**What is required:**
Here is the listing. Report each line in it that contains the string "icon".

▼▼▼

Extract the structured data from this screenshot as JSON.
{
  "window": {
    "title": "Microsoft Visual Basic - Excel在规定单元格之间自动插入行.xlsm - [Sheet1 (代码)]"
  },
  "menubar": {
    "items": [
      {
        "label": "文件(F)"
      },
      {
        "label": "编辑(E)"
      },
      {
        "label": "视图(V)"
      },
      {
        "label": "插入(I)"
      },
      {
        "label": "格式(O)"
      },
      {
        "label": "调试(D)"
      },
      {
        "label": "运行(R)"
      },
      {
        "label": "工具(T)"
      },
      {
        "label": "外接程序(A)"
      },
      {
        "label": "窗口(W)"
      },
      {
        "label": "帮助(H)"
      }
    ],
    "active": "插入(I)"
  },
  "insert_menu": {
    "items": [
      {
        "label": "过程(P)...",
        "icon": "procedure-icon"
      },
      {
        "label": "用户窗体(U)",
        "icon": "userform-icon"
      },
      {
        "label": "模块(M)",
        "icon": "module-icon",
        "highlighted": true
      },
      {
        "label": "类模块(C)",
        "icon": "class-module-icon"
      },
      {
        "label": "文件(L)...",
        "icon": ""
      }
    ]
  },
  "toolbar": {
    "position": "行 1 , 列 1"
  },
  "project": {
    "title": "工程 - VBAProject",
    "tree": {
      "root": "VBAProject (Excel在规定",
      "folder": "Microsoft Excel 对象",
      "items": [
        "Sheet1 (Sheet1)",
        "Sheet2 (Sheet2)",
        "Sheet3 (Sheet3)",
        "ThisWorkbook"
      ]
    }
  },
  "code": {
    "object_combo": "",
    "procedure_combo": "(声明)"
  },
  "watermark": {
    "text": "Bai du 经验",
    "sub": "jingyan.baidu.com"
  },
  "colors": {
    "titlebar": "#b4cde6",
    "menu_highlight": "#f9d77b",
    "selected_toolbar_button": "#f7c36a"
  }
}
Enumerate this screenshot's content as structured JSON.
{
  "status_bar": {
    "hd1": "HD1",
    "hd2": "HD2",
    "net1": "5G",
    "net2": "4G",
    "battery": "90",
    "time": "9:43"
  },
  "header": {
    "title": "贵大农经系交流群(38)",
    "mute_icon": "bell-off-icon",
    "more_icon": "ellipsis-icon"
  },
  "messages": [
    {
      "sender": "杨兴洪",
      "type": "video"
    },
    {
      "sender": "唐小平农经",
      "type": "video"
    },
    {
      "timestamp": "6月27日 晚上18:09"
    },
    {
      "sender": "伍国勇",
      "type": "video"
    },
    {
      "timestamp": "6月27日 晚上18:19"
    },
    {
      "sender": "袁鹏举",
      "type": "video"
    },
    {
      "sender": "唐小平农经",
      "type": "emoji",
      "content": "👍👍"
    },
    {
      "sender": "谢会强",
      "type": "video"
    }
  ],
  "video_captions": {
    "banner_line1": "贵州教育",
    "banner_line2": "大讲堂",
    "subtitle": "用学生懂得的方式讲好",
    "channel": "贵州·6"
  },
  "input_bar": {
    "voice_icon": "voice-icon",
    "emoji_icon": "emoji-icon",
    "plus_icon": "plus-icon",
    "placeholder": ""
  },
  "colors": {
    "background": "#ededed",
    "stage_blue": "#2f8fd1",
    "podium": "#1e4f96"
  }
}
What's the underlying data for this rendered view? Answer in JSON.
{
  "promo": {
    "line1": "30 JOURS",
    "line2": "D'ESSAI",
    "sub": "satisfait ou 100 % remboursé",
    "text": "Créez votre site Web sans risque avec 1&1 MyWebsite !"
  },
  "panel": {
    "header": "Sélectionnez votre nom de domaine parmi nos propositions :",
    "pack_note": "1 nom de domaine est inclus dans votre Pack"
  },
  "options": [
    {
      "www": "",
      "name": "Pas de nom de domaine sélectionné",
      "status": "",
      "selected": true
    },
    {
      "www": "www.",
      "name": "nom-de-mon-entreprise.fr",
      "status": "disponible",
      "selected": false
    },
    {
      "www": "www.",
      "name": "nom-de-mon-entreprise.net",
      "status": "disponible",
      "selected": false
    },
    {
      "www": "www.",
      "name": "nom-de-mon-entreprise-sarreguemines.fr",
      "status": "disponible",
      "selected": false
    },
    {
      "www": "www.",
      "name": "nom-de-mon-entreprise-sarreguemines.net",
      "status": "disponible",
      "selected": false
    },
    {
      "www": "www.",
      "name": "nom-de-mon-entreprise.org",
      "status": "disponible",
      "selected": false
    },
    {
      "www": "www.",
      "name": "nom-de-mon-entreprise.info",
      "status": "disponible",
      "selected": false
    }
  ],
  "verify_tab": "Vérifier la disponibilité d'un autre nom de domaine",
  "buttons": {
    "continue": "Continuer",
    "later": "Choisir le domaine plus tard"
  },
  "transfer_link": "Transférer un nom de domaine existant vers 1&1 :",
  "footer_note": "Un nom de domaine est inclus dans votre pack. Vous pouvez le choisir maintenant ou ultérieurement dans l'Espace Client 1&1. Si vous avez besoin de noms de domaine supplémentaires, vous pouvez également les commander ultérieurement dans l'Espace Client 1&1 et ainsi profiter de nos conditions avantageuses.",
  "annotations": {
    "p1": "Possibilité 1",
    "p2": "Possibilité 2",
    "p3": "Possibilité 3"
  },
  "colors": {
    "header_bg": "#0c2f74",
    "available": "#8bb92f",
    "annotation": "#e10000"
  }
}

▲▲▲

**Result of this task:**
        "icon": "procedure-icon"
        "icon": "userform-icon"
        "icon": "module-icon",
        "icon": "class-module-icon"
        "icon": ""
    "mute_icon": "bell-off-icon",
    "more_icon": "ellipsis-icon"
    "voice_icon": "voice-icon",
    "emoji_icon": "emoji-icon",
    "plus_icon": "plus-icon",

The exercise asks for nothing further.